by Adriani León, ex-Vayable Intern
The Bay Area has a long history of progressive green movements, from foraging to school gardens, underground food markets and guerrilla grafting, these activities are supported by people found in community gardens, street food fairs, and thriving farmer’s markets. We are also one of a few cities pioneering a composting program.
In 2009, the city of San Francisco passed the Zero Waste Initiative, a citywide composting and recycling program whose goal is to reduce the amount of reusable materials that are discarded. This program uses the residents’ discarded food wastes, turns it into compost, and then sells the compost to wineries in the neighboring regions to fund itself.
A lesser-known initiative mandates that 1% of all city funding for new construction goes towards creating green spaces. The last place we think of green in this city is in the financial district unless, of course, you are Marylin Straka. Marylin has devoted her career to making the city accessible to the physically disabled and seniors, wants to give you access to many of the city’s hidden green spaces.
In an effort to make the downtown area more attractive to live in, the city of San Francisco has been greening the financial district for years, but many of these spaces are not so easy to find. Sitting atop rooftops and declared by unassuming plaques there are gardens, courtyards, artifacts, and art available for pubic viewing.
One of the best things about San Francisco are the rooftop gardens, that exist throughout the Financial District—you can traverse three city blocks without crossing a single street! Take a lavender scented elevator ride with her and discover the green spaces that most locals aren’t talking about.

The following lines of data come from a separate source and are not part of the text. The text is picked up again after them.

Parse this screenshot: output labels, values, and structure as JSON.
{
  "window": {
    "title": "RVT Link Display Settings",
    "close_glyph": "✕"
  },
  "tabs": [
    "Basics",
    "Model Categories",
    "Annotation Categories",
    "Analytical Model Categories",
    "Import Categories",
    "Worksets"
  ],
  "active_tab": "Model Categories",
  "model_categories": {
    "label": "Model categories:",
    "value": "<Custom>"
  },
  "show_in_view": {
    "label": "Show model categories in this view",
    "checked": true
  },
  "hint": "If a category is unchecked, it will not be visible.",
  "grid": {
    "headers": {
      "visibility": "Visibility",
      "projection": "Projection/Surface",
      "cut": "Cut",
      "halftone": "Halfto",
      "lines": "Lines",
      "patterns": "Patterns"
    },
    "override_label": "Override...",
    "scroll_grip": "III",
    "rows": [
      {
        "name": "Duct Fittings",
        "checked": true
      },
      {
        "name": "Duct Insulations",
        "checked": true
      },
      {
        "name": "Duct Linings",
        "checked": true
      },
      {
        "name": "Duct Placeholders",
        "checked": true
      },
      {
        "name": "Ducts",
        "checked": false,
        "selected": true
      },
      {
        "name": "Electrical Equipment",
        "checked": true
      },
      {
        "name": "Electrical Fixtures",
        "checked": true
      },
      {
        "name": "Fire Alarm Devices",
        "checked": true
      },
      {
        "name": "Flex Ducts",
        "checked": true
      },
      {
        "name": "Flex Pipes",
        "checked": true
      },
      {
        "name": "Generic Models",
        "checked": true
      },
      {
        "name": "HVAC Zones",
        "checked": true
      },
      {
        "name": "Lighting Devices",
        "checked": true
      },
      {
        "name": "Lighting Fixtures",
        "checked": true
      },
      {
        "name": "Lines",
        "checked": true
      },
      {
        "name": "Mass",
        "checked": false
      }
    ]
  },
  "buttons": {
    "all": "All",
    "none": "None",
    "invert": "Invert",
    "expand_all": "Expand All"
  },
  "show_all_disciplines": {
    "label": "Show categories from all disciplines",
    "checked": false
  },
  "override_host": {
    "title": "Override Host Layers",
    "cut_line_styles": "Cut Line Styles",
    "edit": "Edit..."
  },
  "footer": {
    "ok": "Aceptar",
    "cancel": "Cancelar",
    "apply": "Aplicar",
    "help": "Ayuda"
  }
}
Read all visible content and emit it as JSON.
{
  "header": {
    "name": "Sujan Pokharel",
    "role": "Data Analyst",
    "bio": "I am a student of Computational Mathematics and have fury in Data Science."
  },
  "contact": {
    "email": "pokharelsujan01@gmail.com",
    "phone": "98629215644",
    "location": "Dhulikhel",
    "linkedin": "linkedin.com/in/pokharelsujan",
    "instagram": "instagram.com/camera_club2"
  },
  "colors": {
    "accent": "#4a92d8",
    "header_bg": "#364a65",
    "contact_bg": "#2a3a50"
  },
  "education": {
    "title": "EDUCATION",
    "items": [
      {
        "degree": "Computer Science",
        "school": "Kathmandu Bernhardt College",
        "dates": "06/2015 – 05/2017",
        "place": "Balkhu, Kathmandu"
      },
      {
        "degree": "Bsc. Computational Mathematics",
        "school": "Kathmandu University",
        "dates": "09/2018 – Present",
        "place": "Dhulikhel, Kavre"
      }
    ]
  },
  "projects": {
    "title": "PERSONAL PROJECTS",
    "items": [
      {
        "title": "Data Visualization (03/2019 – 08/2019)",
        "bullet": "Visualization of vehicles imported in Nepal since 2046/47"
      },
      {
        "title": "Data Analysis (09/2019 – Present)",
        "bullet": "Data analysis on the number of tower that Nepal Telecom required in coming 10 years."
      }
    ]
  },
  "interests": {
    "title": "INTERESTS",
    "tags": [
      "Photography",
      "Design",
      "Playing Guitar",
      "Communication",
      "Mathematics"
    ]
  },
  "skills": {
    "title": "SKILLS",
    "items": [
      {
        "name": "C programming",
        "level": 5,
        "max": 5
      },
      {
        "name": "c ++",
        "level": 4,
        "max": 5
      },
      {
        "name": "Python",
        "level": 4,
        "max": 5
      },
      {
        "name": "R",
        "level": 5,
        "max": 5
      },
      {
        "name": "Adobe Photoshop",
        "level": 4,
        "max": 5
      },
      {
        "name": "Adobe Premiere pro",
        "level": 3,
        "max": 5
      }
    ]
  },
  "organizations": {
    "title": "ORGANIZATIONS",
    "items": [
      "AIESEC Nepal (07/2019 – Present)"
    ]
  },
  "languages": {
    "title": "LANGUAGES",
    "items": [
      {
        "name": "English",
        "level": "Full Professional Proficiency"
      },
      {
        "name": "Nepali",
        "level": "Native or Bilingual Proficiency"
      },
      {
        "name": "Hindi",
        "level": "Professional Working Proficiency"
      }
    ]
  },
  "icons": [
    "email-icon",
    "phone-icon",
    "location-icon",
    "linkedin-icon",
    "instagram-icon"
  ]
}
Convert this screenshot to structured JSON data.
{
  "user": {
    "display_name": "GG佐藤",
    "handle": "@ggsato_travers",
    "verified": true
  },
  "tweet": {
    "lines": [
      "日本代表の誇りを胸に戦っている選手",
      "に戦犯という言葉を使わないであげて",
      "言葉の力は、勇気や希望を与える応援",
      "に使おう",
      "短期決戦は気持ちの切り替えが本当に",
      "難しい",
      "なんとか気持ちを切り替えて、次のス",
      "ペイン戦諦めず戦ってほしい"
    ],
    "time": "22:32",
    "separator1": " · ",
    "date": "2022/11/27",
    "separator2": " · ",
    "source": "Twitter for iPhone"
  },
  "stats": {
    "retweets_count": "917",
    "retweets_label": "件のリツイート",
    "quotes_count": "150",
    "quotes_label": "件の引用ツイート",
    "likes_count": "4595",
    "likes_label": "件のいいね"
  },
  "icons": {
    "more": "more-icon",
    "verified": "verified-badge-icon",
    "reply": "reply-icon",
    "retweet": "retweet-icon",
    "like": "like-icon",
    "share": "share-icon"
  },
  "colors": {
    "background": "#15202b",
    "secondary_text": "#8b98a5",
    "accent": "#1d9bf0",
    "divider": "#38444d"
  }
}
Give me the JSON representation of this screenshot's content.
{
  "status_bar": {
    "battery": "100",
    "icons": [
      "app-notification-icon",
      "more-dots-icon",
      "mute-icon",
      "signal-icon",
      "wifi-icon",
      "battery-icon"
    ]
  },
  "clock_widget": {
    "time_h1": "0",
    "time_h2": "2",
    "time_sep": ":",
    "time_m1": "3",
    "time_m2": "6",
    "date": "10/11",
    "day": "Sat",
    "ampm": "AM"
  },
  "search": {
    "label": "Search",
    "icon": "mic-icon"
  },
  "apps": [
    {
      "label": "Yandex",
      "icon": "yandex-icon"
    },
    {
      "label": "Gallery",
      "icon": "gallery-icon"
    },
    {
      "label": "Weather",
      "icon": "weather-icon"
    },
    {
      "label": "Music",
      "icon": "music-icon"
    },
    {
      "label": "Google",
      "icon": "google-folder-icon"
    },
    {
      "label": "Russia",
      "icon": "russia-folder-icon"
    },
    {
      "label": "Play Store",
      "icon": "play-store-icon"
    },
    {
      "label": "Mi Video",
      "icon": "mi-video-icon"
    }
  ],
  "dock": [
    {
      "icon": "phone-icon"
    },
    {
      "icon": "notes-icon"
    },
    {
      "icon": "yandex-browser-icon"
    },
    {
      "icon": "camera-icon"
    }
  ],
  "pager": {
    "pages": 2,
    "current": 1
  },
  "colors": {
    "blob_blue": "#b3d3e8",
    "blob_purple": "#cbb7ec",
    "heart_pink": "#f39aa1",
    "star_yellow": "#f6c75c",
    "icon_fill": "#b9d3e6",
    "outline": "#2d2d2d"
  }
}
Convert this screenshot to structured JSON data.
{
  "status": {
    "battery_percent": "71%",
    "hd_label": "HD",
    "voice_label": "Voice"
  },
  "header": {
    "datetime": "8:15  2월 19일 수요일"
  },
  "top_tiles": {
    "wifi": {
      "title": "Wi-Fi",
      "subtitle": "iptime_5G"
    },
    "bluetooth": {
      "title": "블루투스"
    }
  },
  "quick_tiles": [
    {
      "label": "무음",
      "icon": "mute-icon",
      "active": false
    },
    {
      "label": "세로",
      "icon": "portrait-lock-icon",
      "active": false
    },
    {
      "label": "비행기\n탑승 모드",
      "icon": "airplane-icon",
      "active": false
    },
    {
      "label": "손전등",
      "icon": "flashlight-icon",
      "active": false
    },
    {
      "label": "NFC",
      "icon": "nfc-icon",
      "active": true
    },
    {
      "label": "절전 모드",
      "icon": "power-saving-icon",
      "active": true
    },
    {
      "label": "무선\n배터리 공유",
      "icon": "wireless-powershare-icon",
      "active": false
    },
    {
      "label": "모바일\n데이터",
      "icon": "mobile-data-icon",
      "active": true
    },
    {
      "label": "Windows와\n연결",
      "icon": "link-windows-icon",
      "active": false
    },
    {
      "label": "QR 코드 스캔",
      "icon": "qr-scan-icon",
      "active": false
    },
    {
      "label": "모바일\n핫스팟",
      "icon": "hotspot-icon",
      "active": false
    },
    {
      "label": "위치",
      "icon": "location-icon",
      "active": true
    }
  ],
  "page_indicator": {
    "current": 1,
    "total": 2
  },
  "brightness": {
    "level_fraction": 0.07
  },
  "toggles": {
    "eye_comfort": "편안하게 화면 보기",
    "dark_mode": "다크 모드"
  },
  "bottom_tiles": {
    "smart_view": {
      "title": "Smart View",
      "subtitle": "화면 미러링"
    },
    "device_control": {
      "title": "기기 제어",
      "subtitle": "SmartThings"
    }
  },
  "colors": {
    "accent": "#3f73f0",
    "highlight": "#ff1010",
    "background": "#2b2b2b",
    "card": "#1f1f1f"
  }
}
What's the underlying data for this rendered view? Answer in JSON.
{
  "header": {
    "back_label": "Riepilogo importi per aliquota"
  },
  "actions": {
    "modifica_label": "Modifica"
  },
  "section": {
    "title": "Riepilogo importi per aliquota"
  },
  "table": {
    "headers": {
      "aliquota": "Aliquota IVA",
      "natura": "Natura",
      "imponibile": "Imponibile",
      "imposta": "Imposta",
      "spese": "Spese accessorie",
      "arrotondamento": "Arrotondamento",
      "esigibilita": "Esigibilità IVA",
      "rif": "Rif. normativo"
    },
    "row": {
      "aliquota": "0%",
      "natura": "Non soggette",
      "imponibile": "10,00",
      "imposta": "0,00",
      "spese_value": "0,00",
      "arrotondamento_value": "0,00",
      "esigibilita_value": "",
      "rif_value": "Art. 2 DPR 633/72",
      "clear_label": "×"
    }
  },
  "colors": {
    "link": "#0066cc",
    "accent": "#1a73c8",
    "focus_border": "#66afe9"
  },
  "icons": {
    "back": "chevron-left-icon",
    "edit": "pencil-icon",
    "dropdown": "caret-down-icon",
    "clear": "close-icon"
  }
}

Check out other San Francisco tours like a street art walk in SOMA and downtown SF or for the truly adventurous, do a kayak tour in the Bay.